_Description of the task_
Go through the entries, filter for the word "move", and copy every line that has it.

_The data_
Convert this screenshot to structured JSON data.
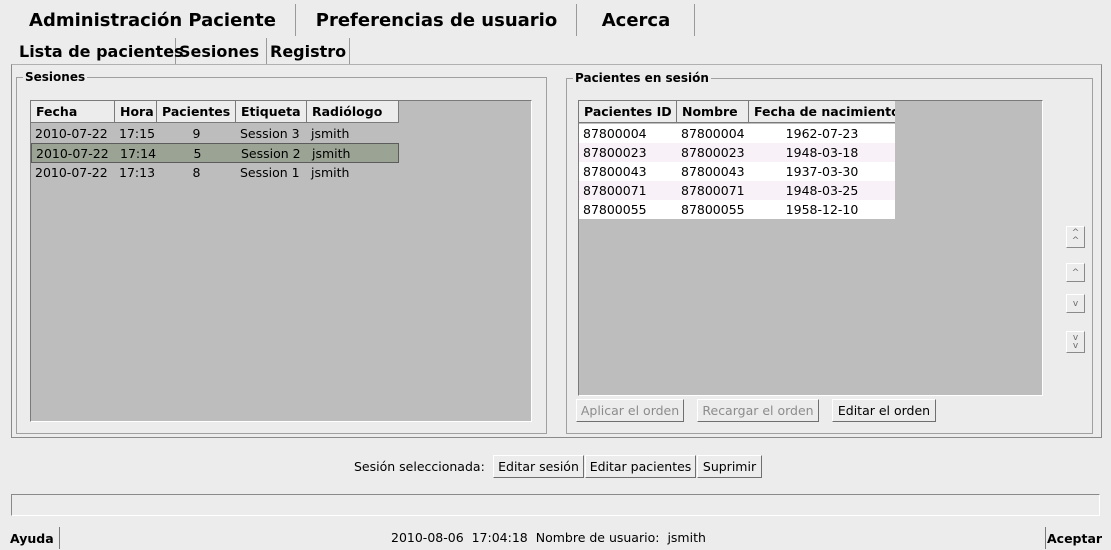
{
  "top_tabs": [
    "Administración Paciente",
    "Preferencias de usuario",
    "Acerca"
  ],
  "sub_tabs": [
    "Lista de pacientes",
    "Sesiones",
    "Registro"
  ],
  "sessions": {
    "legend": "Sesiones",
    "columns": [
      "Fecha",
      "Hora",
      "Pacientes",
      "Etiqueta",
      "Radiólogo"
    ],
    "rows": [
      {
        "fecha": "2010-07-22",
        "hora": "17:15",
        "pacientes": "9",
        "etiqueta": "Session 3",
        "radiologo": "jsmith"
      },
      {
        "fecha": "2010-07-22",
        "hora": "17:14",
        "pacientes": "5",
        "etiqueta": "Session 2",
        "radiologo": "jsmith"
      },
      {
        "fecha": "2010-07-22",
        "hora": "17:13",
        "pacientes": "8",
        "etiqueta": "Session 1",
        "radiologo": "jsmith"
      }
    ],
    "selected_row": 1
  },
  "patients": {
    "legend": "Pacientes en sesión",
    "columns": [
      "Pacientes ID",
      "Nombre",
      "Fecha de nacimiento"
    ],
    "rows": [
      {
        "id": "87800004",
        "nombre": "87800004",
        "nacimiento": "1962-07-23"
      },
      {
        "id": "87800023",
        "nombre": "87800023",
        "nacimiento": "1948-03-18"
      },
      {
        "id": "87800043",
        "nombre": "87800043",
        "nacimiento": "1937-03-30"
      },
      {
        "id": "87800071",
        "nombre": "87800071",
        "nacimiento": "1948-03-25"
      },
      {
        "id": "87800055",
        "nombre": "87800055",
        "nacimiento": "1958-12-10"
      }
    ],
    "buttons": {
      "apply": "Aplicar el orden",
      "reload": "Recargar el orden",
      "edit": "Editar el orden"
    }
  },
  "arrows": {
    "top": "move-to-top-icon",
    "up": "move-up-icon",
    "down": "move-down-icon",
    "bottom": "move-to-bottom-icon"
  },
  "actions": {
    "label": "Sesión seleccionada:",
    "edit_session": "Editar sesión",
    "edit_patients": "Editar pacientes",
    "delete": "Suprimir"
  },
  "footer": {
    "help": "Ayuda",
    "datetime": "2010-08-06  17:04:18",
    "user_label": "Nombre de usuario:",
    "user": "jsmith",
    "accept": "Aceptar"
  },
  "colors": {
    "background": "#ececec",
    "table_empty": "#bdbdbd",
    "row_white": "#ffffff",
    "row_alt": "#f8f2f8",
    "selected_row": "#9aa394"
  }
}
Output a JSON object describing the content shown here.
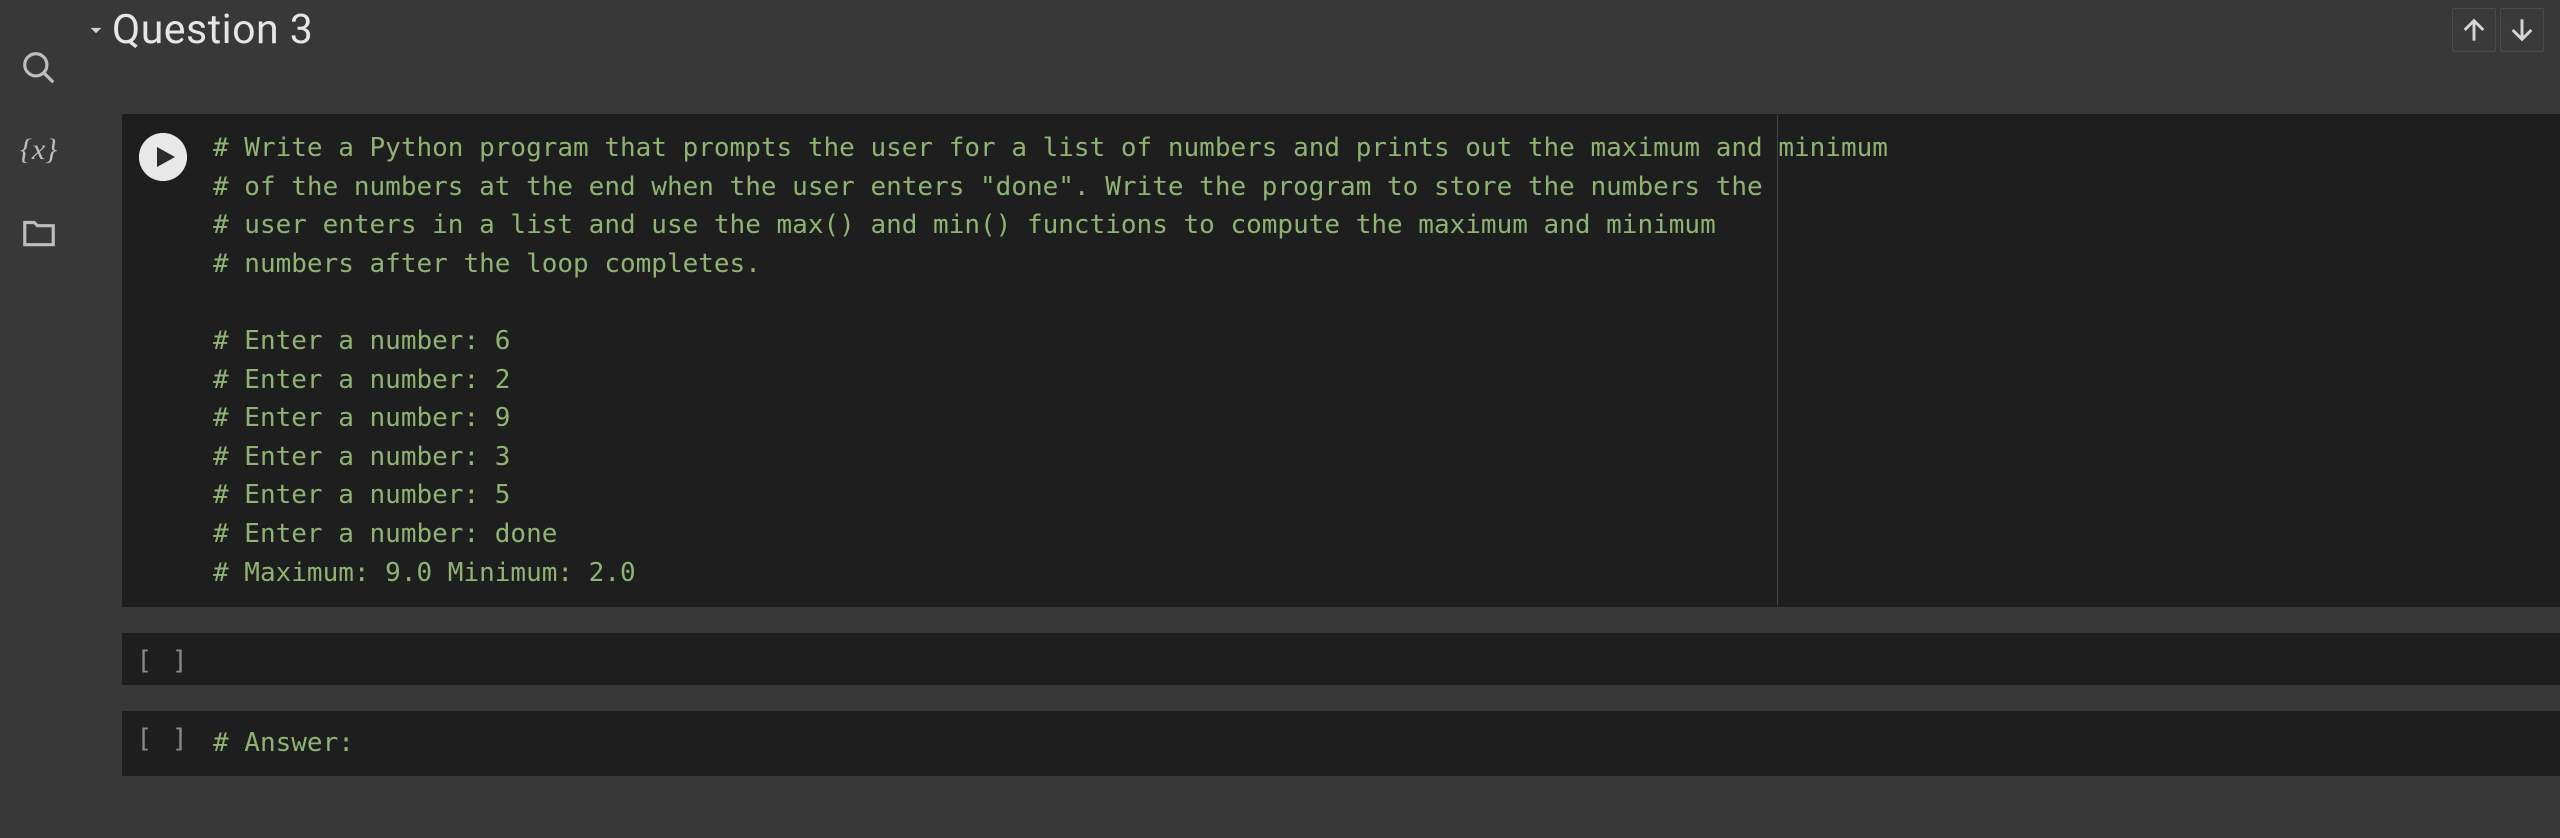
{
  "section": {
    "title": "Question 3"
  },
  "sidebar": {
    "icons": [
      "search-icon",
      "variables-icon",
      "files-icon"
    ],
    "variables_glyph": "{x}"
  },
  "header_actions": {
    "up": "↑",
    "down": "↓"
  },
  "cells": [
    {
      "kind": "code-run",
      "lines": [
        "# Write a Python program that prompts the user for a list of numbers and prints out the maximum and minimum",
        "# of the numbers at the end when the user enters \"done\". Write the program to store the numbers the",
        "# user enters in a list and use the max() and min() functions to compute the maximum and minimum",
        "# numbers after the loop completes.",
        "",
        "# Enter a number: 6",
        "# Enter a number: 2",
        "# Enter a number: 9",
        "# Enter a number: 3",
        "# Enter a number: 5",
        "# Enter a number: done",
        "# Maximum: 9.0 Minimum: 2.0"
      ]
    },
    {
      "kind": "code-empty",
      "prompt": "[ ]",
      "lines": [
        ""
      ]
    },
    {
      "kind": "code-answer",
      "prompt": "[ ]",
      "lines": [
        "# Answer:"
      ]
    }
  ]
}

_Reply_
    "top": "move-to-top-icon",
    "up": "move-up-icon",
    "down": "move-down-icon",
    "bottom": "move-to-bottom-icon"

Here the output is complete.